> WORK TASK
Determine how many lines in the entries below include the word "Native", and reply with that number alone.

> GIVEN DATA

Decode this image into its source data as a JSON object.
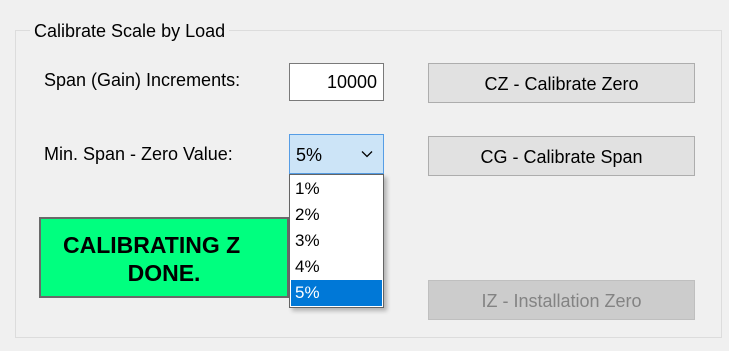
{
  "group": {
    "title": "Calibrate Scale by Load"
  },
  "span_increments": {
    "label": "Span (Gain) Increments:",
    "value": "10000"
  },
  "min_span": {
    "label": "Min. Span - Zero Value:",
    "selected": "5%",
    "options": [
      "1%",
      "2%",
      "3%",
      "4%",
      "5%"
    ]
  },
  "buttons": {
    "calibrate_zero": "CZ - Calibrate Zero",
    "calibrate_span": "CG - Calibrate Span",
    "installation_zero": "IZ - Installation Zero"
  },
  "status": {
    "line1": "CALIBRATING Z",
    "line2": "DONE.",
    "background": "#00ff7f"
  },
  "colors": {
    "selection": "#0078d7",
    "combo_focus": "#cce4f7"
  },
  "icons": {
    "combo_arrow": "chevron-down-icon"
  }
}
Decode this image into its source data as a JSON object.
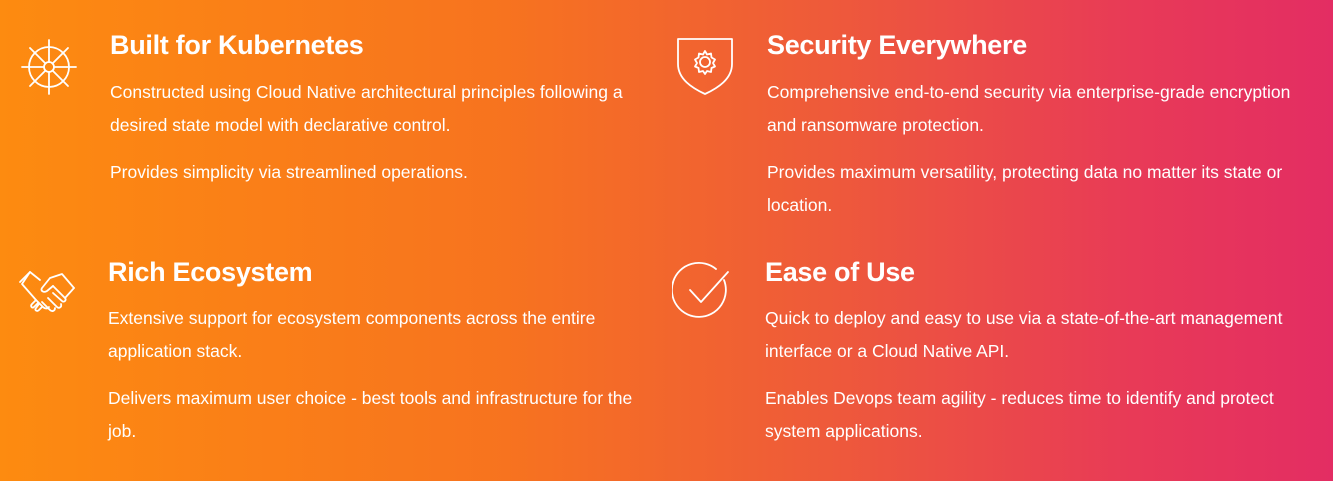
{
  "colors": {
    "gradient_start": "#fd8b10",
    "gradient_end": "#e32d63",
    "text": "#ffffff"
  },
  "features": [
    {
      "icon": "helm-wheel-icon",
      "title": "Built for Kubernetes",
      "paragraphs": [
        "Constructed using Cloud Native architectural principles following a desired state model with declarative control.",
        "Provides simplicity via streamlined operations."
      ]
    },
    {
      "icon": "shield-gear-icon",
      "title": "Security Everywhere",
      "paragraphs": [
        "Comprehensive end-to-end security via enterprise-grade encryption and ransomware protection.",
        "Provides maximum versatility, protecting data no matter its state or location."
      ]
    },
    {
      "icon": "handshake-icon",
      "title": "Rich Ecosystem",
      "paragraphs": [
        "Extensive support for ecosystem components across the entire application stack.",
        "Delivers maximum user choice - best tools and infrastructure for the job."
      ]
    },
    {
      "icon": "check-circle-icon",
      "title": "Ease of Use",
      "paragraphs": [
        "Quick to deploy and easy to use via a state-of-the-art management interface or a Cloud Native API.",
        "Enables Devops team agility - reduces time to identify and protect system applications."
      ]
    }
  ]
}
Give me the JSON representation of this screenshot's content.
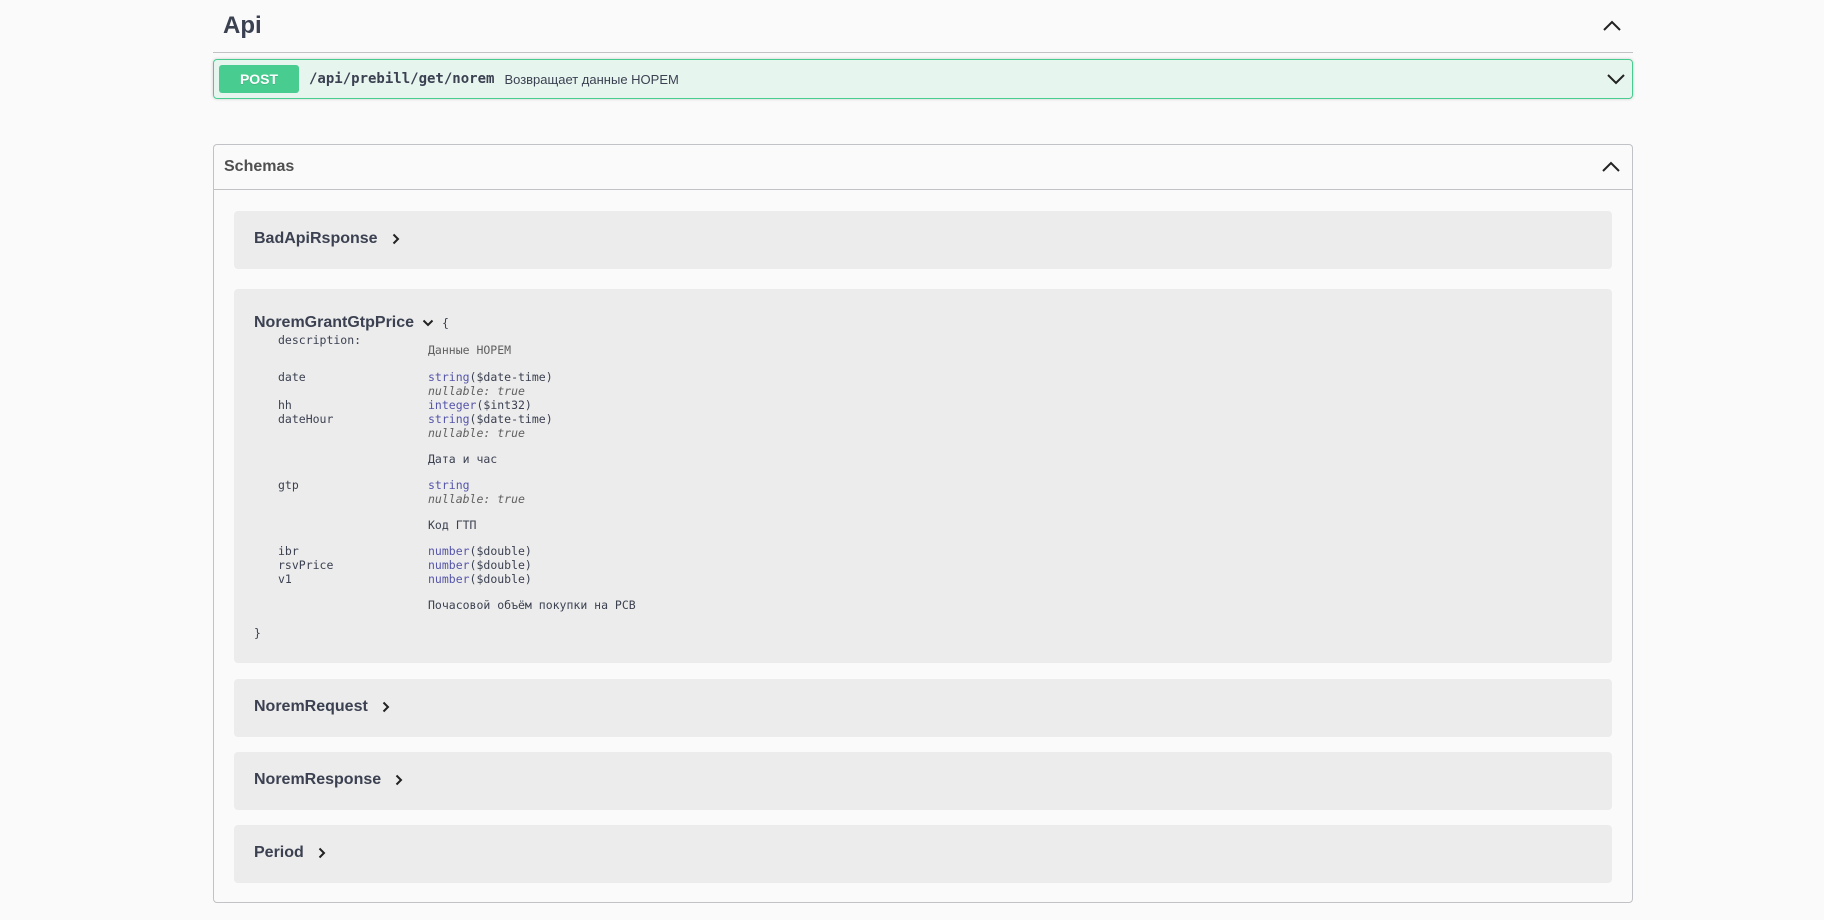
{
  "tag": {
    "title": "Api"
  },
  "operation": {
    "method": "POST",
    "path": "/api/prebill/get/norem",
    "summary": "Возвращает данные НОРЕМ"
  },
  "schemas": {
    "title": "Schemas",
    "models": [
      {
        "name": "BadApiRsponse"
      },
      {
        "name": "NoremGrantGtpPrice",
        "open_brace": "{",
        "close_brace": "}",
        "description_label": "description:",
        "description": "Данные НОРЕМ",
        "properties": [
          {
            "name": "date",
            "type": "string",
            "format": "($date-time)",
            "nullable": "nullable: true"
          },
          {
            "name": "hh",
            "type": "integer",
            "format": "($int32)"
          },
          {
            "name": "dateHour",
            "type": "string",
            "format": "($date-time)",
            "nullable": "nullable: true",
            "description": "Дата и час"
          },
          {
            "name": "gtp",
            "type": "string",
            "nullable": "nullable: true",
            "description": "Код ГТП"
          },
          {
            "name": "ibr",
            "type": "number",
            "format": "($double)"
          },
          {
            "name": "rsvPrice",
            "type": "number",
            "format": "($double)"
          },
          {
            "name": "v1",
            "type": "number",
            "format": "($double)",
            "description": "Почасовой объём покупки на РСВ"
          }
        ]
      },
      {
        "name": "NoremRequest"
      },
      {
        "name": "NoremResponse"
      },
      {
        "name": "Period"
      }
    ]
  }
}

> RESPONSE AREA
2